▶ _LISTED RECORDS_:

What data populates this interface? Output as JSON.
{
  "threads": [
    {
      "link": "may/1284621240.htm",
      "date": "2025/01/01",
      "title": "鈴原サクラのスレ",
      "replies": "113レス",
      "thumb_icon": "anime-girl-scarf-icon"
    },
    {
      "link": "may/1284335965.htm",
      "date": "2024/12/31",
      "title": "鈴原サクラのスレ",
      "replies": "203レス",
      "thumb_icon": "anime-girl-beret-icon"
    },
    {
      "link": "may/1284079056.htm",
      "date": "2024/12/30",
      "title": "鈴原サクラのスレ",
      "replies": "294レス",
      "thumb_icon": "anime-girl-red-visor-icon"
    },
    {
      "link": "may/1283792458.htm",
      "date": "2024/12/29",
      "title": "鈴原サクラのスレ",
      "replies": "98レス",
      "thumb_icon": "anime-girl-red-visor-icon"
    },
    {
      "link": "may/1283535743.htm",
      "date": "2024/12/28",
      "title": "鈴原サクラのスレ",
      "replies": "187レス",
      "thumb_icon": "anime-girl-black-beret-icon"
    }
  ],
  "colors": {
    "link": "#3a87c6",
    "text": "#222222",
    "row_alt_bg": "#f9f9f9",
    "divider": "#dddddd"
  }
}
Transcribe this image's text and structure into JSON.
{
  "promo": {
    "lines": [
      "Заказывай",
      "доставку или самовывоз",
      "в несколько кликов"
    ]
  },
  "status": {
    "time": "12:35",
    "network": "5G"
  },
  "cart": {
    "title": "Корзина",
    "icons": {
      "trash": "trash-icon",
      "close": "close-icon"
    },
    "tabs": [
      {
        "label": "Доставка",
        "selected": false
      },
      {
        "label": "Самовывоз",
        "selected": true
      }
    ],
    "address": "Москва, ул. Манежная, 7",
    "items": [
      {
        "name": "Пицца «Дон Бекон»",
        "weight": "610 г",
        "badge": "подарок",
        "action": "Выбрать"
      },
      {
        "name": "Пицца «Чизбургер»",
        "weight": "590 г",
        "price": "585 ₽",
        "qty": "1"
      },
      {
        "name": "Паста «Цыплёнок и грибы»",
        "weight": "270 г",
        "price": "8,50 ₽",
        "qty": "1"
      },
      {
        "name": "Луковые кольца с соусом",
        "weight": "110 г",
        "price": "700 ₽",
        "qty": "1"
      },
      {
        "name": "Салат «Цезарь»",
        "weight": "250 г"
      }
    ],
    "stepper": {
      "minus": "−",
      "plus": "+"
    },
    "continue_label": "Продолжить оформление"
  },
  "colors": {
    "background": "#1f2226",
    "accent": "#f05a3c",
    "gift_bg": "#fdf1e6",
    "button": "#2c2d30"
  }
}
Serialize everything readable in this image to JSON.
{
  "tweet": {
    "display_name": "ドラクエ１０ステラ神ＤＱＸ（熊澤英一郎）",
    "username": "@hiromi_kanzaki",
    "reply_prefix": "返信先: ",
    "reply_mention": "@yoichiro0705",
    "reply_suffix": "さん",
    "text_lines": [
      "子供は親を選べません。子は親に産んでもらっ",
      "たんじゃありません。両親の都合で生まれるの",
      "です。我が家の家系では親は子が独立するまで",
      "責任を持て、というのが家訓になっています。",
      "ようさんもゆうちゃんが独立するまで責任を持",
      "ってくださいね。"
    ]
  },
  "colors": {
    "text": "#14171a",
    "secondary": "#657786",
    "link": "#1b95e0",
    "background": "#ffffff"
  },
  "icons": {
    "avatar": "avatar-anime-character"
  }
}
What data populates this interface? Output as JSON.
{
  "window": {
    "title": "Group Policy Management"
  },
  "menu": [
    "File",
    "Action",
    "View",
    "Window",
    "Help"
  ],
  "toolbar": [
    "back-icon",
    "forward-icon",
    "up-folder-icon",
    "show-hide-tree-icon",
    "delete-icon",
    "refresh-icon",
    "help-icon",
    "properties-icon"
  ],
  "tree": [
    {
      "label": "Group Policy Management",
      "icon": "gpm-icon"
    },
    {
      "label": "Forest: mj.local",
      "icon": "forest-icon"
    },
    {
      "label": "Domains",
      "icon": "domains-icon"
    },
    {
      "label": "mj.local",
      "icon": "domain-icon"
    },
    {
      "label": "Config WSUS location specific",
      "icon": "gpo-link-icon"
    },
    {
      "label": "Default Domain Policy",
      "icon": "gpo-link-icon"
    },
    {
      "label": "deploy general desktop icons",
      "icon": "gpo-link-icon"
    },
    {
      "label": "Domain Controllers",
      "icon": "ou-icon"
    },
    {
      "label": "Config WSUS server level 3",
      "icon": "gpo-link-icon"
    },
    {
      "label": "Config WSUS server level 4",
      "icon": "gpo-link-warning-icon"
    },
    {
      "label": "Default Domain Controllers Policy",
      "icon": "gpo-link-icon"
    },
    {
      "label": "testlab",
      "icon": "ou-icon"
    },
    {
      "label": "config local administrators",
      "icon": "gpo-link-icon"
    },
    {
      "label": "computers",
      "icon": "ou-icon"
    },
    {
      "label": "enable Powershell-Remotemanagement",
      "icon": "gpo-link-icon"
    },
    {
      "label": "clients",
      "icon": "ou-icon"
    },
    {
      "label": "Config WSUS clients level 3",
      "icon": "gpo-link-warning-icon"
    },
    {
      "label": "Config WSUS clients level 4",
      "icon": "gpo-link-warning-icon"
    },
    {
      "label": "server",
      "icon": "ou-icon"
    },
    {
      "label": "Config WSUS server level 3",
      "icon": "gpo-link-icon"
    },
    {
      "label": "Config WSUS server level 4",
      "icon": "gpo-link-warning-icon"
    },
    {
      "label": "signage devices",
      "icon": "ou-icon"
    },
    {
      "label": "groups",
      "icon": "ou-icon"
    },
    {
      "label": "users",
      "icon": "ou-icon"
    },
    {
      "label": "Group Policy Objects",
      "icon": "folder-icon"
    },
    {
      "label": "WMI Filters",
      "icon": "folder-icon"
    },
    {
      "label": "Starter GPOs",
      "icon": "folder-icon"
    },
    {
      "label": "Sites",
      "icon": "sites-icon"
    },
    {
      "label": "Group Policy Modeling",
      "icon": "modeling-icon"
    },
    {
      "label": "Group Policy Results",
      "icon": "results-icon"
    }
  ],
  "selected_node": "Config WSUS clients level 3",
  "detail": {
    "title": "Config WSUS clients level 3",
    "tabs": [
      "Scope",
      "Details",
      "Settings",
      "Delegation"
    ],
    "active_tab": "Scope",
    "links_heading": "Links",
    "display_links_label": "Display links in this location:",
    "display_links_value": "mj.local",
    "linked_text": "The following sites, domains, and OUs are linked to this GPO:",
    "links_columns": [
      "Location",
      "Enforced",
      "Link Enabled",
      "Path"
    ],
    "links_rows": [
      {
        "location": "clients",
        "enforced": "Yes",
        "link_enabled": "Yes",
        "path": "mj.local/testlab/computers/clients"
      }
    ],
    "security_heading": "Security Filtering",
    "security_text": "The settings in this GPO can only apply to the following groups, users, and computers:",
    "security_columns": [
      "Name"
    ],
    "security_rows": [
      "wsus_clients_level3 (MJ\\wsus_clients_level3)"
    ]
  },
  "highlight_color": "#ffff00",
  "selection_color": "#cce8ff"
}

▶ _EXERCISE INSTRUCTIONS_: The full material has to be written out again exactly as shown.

▶ _TASK ANSWER_:
What data populates this interface? Output as JSON.
{
  "threads": [
    {
      "link": "may/1284621240.htm",
      "date": "2025/01/01",
      "title": "鈴原サクラのスレ",
      "replies": "113レス",
      "thumb_icon": "anime-girl-scarf-icon"
    },
    {
      "link": "may/1284335965.htm",
      "date": "2024/12/31",
      "title": "鈴原サクラのスレ",
      "replies": "203レス",
      "thumb_icon": "anime-girl-beret-icon"
    },
    {
      "link": "may/1284079056.htm",
      "date": "2024/12/30",
      "title": "鈴原サクラのスレ",
      "replies": "294レス",
      "thumb_icon": "anime-girl-red-visor-icon"
    },
    {
      "link": "may/1283792458.htm",
      "date": "2024/12/29",
      "title": "鈴原サクラのスレ",
      "replies": "98レス",
      "thumb_icon": "anime-girl-red-visor-icon"
    },
    {
      "link": "may/1283535743.htm",
      "date": "2024/12/28",
      "title": "鈴原サクラのスレ",
      "replies": "187レス",
      "thumb_icon": "anime-girl-black-beret-icon"
    }
  ],
  "colors": {
    "link": "#3a87c6",
    "text": "#222222",
    "row_alt_bg": "#f9f9f9",
    "divider": "#dddddd"
  }
}
Transcribe this image's text and structure into JSON.
{
  "promo": {
    "lines": [
      "Заказывай",
      "доставку или самовывоз",
      "в несколько кликов"
    ]
  },
  "status": {
    "time": "12:35",
    "network": "5G"
  },
  "cart": {
    "title": "Корзина",
    "icons": {
      "trash": "trash-icon",
      "close": "close-icon"
    },
    "tabs": [
      {
        "label": "Доставка",
        "selected": false
      },
      {
        "label": "Самовывоз",
        "selected": true
      }
    ],
    "address": "Москва, ул. Манежная, 7",
    "items": [
      {
        "name": "Пицца «Дон Бекон»",
        "weight": "610 г",
        "badge": "подарок",
        "action": "Выбрать"
      },
      {
        "name": "Пицца «Чизбургер»",
        "weight": "590 г",
        "price": "585 ₽",
        "qty": "1"
      },
      {
        "name": "Паста «Цыплёнок и грибы»",
        "weight": "270 г",
        "price": "8,50 ₽",
        "qty": "1"
      },
      {
        "name": "Луковые кольца с соусом",
        "weight": "110 г",
        "price": "700 ₽",
        "qty": "1"
      },
      {
        "name": "Салат «Цезарь»",
        "weight": "250 г"
      }
    ],
    "stepper": {
      "minus": "−",
      "plus": "+"
    },
    "continue_label": "Продолжить оформление"
  },
  "colors": {
    "background": "#1f2226",
    "accent": "#f05a3c",
    "gift_bg": "#fdf1e6",
    "button": "#2c2d30"
  }
}
Serialize everything readable in this image to JSON.
{
  "tweet": {
    "display_name": "ドラクエ１０ステラ神ＤＱＸ（熊澤英一郎）",
    "username": "@hiromi_kanzaki",
    "reply_prefix": "返信先: ",
    "reply_mention": "@yoichiro0705",
    "reply_suffix": "さん",
    "text_lines": [
      "子供は親を選べません。子は親に産んでもらっ",
      "たんじゃありません。両親の都合で生まれるの",
      "です。我が家の家系では親は子が独立するまで",
      "責任を持て、というのが家訓になっています。",
      "ようさんもゆうちゃんが独立するまで責任を持",
      "ってくださいね。"
    ]
  },
  "colors": {
    "text": "#14171a",
    "secondary": "#657786",
    "link": "#1b95e0",
    "background": "#ffffff"
  },
  "icons": {
    "avatar": "avatar-anime-character"
  }
}
What data populates this interface? Output as JSON.
{
  "window": {
    "title": "Group Policy Management"
  },
  "menu": [
    "File",
    "Action",
    "View",
    "Window",
    "Help"
  ],
  "toolbar": [
    "back-icon",
    "forward-icon",
    "up-folder-icon",
    "show-hide-tree-icon",
    "delete-icon",
    "refresh-icon",
    "help-icon",
    "properties-icon"
  ],
  "tree": [
    {
      "label": "Group Policy Management",
      "icon": "gpm-icon"
    },
    {
      "label": "Forest: mj.local",
      "icon": "forest-icon"
    },
    {
      "label": "Domains",
      "icon": "domains-icon"
    },
    {
      "label": "mj.local",
      "icon": "domain-icon"
    },
    {
      "label": "Config WSUS location specific",
      "icon": "gpo-link-icon"
    },
    {
      "label": "Default Domain Policy",
      "icon": "gpo-link-icon"
    },
    {
      "label": "deploy general desktop icons",
      "icon": "gpo-link-icon"
    },
    {
      "label": "Domain Controllers",
      "icon": "ou-icon"
    },
    {
      "label": "Config WSUS server level 3",
      "icon": "gpo-link-icon"
    },
    {
      "label": "Config WSUS server level 4",
      "icon": "gpo-link-warning-icon"
    },
    {
      "label": "Default Domain Controllers Policy",
      "icon": "gpo-link-icon"
    },
    {
      "label": "testlab",
      "icon": "ou-icon"
    },
    {
      "label": "config local administrators",
      "icon": "gpo-link-icon"
    },
    {
      "label": "computers",
      "icon": "ou-icon"
    },
    {
      "label": "enable Powershell-Remotemanagement",
      "icon": "gpo-link-icon"
    },
    {
      "label": "clients",
      "icon": "ou-icon"
    },
    {
      "label": "Config WSUS clients level 3",
      "icon": "gpo-link-warning-icon"
    },
    {
      "label": "Config WSUS clients level 4",
      "icon": "gpo-link-warning-icon"
    },
    {
      "label": "server",
      "icon": "ou-icon"
    },
    {
      "label": "Config WSUS server level 3",
      "icon": "gpo-link-icon"
    },
    {
      "label": "Config WSUS server level 4",
      "icon": "gpo-link-warning-icon"
    },
    {
      "label": "signage devices",
      "icon": "ou-icon"
    },
    {
      "label": "groups",
      "icon": "ou-icon"
    },
    {
      "label": "users",
      "icon": "ou-icon"
    },
    {
      "label": "Group Policy Objects",
      "icon": "folder-icon"
    },
    {
      "label": "WMI Filters",
      "icon": "folder-icon"
    },
    {
      "label": "Starter GPOs",
      "icon": "folder-icon"
    },
    {
      "label": "Sites",
      "icon": "sites-icon"
    },
    {
      "label": "Group Policy Modeling",
      "icon": "modeling-icon"
    },
    {
      "label": "Group Policy Results",
      "icon": "results-icon"
    }
  ],
  "selected_node": "Config WSUS clients level 3",
  "detail": {
    "title": "Config WSUS clients level 3",
    "tabs": [
      "Scope",
      "Details",
      "Settings",
      "Delegation"
    ],
    "active_tab": "Scope",
    "links_heading": "Links",
    "display_links_label": "Display links in this location:",
    "display_links_value": "mj.local",
    "linked_text": "The following sites, domains, and OUs are linked to this GPO:",
    "links_columns": [
      "Location",
      "Enforced",
      "Link Enabled",
      "Path"
    ],
    "links_rows": [
      {
        "location": "clients",
        "enforced": "Yes",
        "link_enabled": "Yes",
        "path": "mj.local/testlab/computers/clients"
      }
    ],
    "security_heading": "Security Filtering",
    "security_text": "The settings in this GPO can only apply to the following groups, users, and computers:",
    "security_columns": [
      "Name"
    ],
    "security_rows": [
      "wsus_clients_level3 (MJ\\wsus_clients_level3)"
    ]
  },
  "highlight_color": "#ffff00",
  "selection_color": "#cce8ff"
}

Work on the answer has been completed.